Stephen Marshall MAusIMM to deliver processing improvement insights at IMARC 2023
This year's International Mining and Resources Conference and Expo (IMARC) will be held in Sydney from 31 Oct – 2 Nov.
As Australia’s largest mining event, IMARC brings together more than 8,500 decision makers, mining leaders, policy makers, investors, innovators and educators from over 110 countries for three days of learning, deal-making and unparalleled networking.
We spoke with Stephen Marshall MAusIMM, Director - New Technology at Weir Minerals, to get an insight into his upcoming presentation on processing improvements.
Your presentation at IMARC 2023 is titled ‘Sustainable Solutions for Processing Improvement’. What are you planning to highlight?
I’m planning to highlight technologies incorporated into a transformational flowsheet which promises energy savings of up to 40 per cent in comminution. This is significant, because up to three per cent of global electricity production is consumed in mining comminution processes. Therefore, even small savings in comminution energy efficiency can make a big difference in carbon footprint. Clearly, 40 per cent is not a small change, so the potential for variations of this flowsheet to impact greenhouse gas emissions globally is enormous.

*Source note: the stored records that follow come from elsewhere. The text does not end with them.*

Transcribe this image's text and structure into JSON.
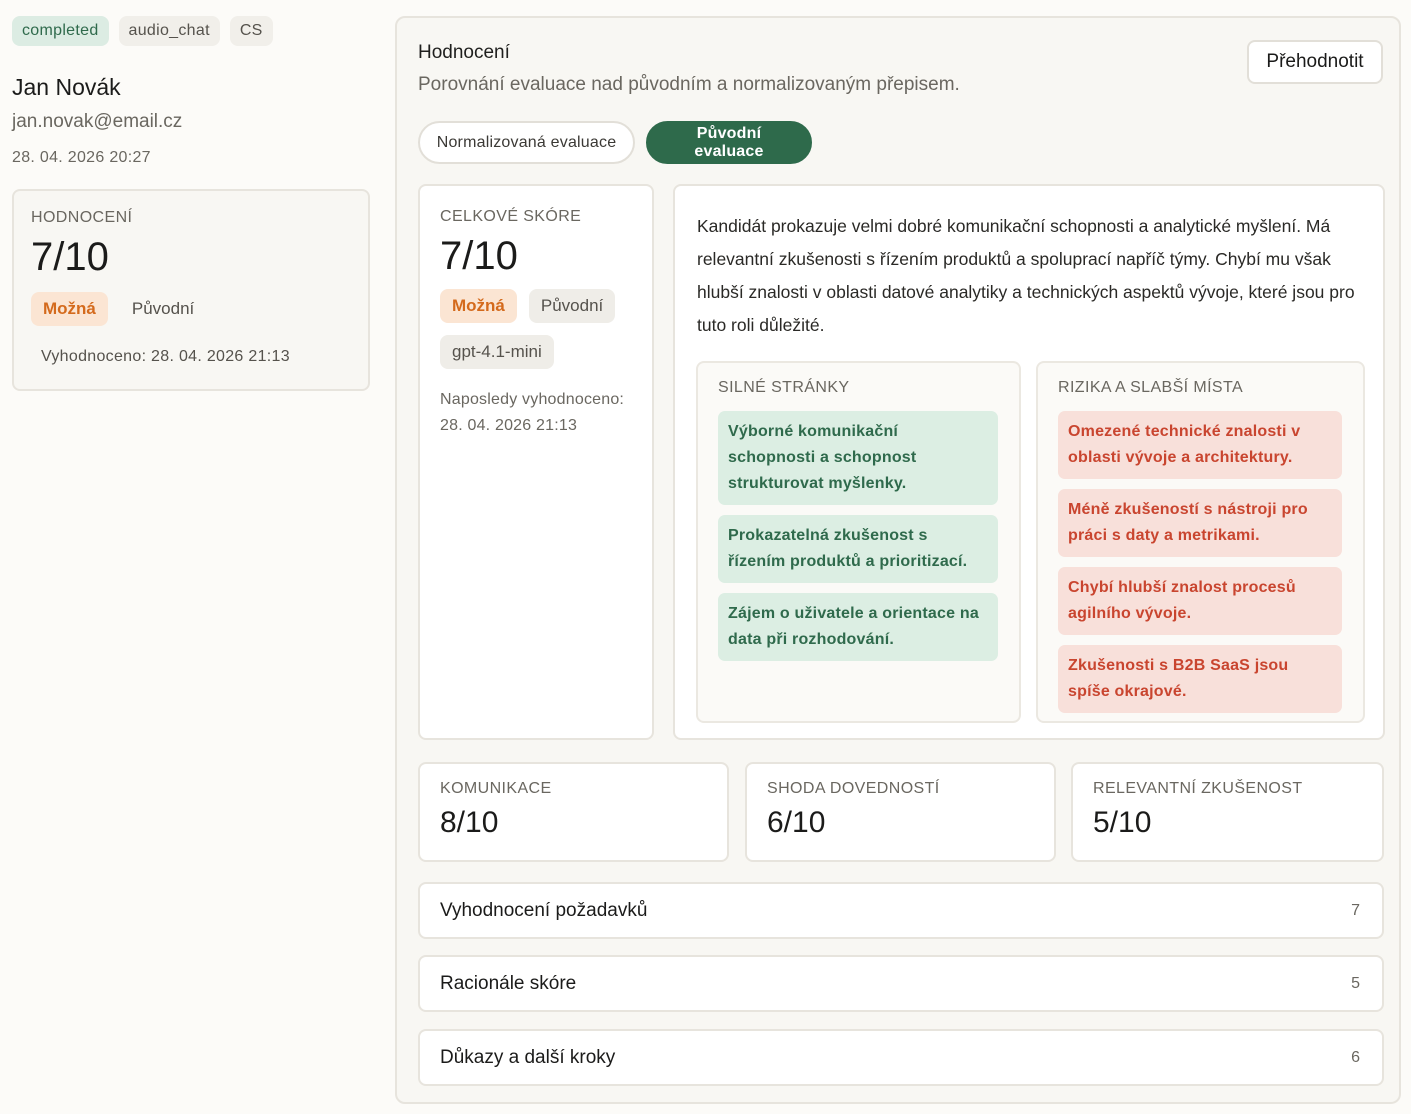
{
  "tags": [
    "completed",
    "audio_chat",
    "CS"
  ],
  "candidate": {
    "name": "Jan Novák",
    "email": "jan.novak@email.cz",
    "created": "28. 04. 2026 20:27"
  },
  "side_score": {
    "label": "HODNOCENÍ",
    "value": "7/10",
    "verdict": "Možná",
    "source": "Původní",
    "evaluated": "Vyhodnoceno: 28. 04. 2026 21:13"
  },
  "panel": {
    "title": "Hodnocení",
    "subtitle": "Porovnání evaluace nad původním a normalizovaným přepisem.",
    "reevaluate_label": "Přehodnotit",
    "toggle_normalized": "Normalizovaná evaluace",
    "toggle_original": "Původní evaluace"
  },
  "total": {
    "label": "CELKOVÉ SKÓRE",
    "value": "7/10",
    "verdict": "Možná",
    "source": "Původní",
    "model": "gpt-4.1-mini",
    "last_eval_label": "Naposledy vyhodnoceno:",
    "last_eval_date": "28. 04. 2026 21:13"
  },
  "summary": "Kandidát prokazuje velmi dobré komunikační schopnosti a analytické myšlení. Má relevantní zkušenosti s řízením produktů a spoluprací napříč týmy. Chybí mu však hlubší znalosti v oblasti datové analytiky a technických aspektů vývoje, které jsou pro tuto roli důležité.",
  "strengths": {
    "label": "SILNÉ STRÁNKY",
    "items": [
      "Výborné komunikační schopnosti a schopnost strukturovat myšlenky.",
      "Prokazatelná zkušenost s řízením produktů a prioritizací.",
      "Zájem o uživatele a orientace na data při rozhodování."
    ]
  },
  "risks": {
    "label": "RIZIKA A SLABŠÍ MÍSTA",
    "items": [
      "Omezené technické znalosti v oblasti vývoje a architektury.",
      "Méně zkušeností s nástroji pro práci s daty a metrikami.",
      "Chybí hlubší znalost procesů agilního vývoje.",
      "Zkušenosti s B2B SaaS jsou spíše okrajové."
    ]
  },
  "metrics": [
    {
      "label": "KOMUNIKACE",
      "value": "8/10"
    },
    {
      "label": "SHODA DOVEDNOSTÍ",
      "value": "6/10"
    },
    {
      "label": "RELEVANTNÍ ZKUŠENOST",
      "value": "5/10"
    }
  ],
  "sections": [
    {
      "label": "Vyhodnocení požadavků",
      "count": "7"
    },
    {
      "label": "Racionále skóre",
      "count": "5"
    },
    {
      "label": "Důkazy a další kroky",
      "count": "6"
    }
  ],
  "colors": {
    "accent_green": "#2e6a4b",
    "status_green_bg": "#dcece3",
    "verdict_orange": "#d46a1c",
    "risk_red": "#c9452f"
  }
}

I’m also planning to highlight several cost-effective tailings process solutions that enable useful reduction in the volume of tailings that need to be stored in dams. These solutions offer real opportunities for reduced risk and capacity extension in tailings storage, and more water recovery for re-use in the process plant.
What new approaches or technologies are currently shaping the future of mineral processing? Are there any exciting breakthroughs?
On the one hand, several 'hard' technologies widely used in parallel industries are starting to be deployed in mainstream mineral processing; for example, High Pressure Grinding Rolls (HPGR) and Vertical Roller Mills (VRM) that are standard in the cement industry, and stirred media mills, which are commonplace in industrial minerals processing. These are exciting developments because they reflect a growing trend of miners actively looking for efficient solutions outside of their own ecosystem, and that is a very welcome evolution for mining.
The other source of excitement for our industry is the advent of digital twins and the increasingly widespread deployment of digital technology. We are seeing this already in the mining space with autonomous vehicles and underground equipment; however, uptake has been relatively slow in the fixed plant processing space. That is starting to change and the opportunities to bring big data analysis, new sources of data from increasingly sophisticated sensors and using this data to create accurate digital twins has the potential to improve overall processing efficiency by a big margin. How big remains an open question, but I think 10-20 per cent improvement in energy efficiency for the end-to-end process plant is possible with these digital solutions.
You are also taking part in a panel discussion on ‘How can Tailings Become an Emerging Market Opportunity?’ How might embracing circular economy principals help the resources sector achieve more sustainable outcomes?
Tailings as a resource is the first thing that springs to mind. It’s amazing that the quantity of sand and aggregate generated for road and building construction globally roughly matches the quantity of tailings generated by the mining industry. Why do we need to process such vast tonnages in two entirely separate industries when there is likely commonality between the two? Surely, there is a significant component of mine tailings that can replace current demand, at least for construction sand, outside of mining. This is where the mining industry needs to explore and embrace external partnerships to fully evaluate this kind of potential and convert what is currently seen entirely as a cost burden into something of value for someone else. Trash to treasure, so to speak.
Another aspect of tailings is that much of it still contains value as metal or mineral content. While processing tailings to extract that value does not address tailings storage challenges as such, it does provide a potential low-energy path to maximising utilisation of a miner’s ore body. Yes, this may require innovative extraction techniques, but I see that as well within the wheelhouse of currently available technologies and a genuine opportunity for increasing the sustainability of mining.
What are you most excited to discuss and learn about at IMARC?
I’m looking forward to hearing about sustainable solutions that others are thinking about, developing, or have implemented across the industry.
I’m also really interested to learn the state of mind of operators now and how much they are embracing sustainability as a goal. Additionally, what steps are being taken to align operational goals with sustainability goals and how are companies addressing that challenge.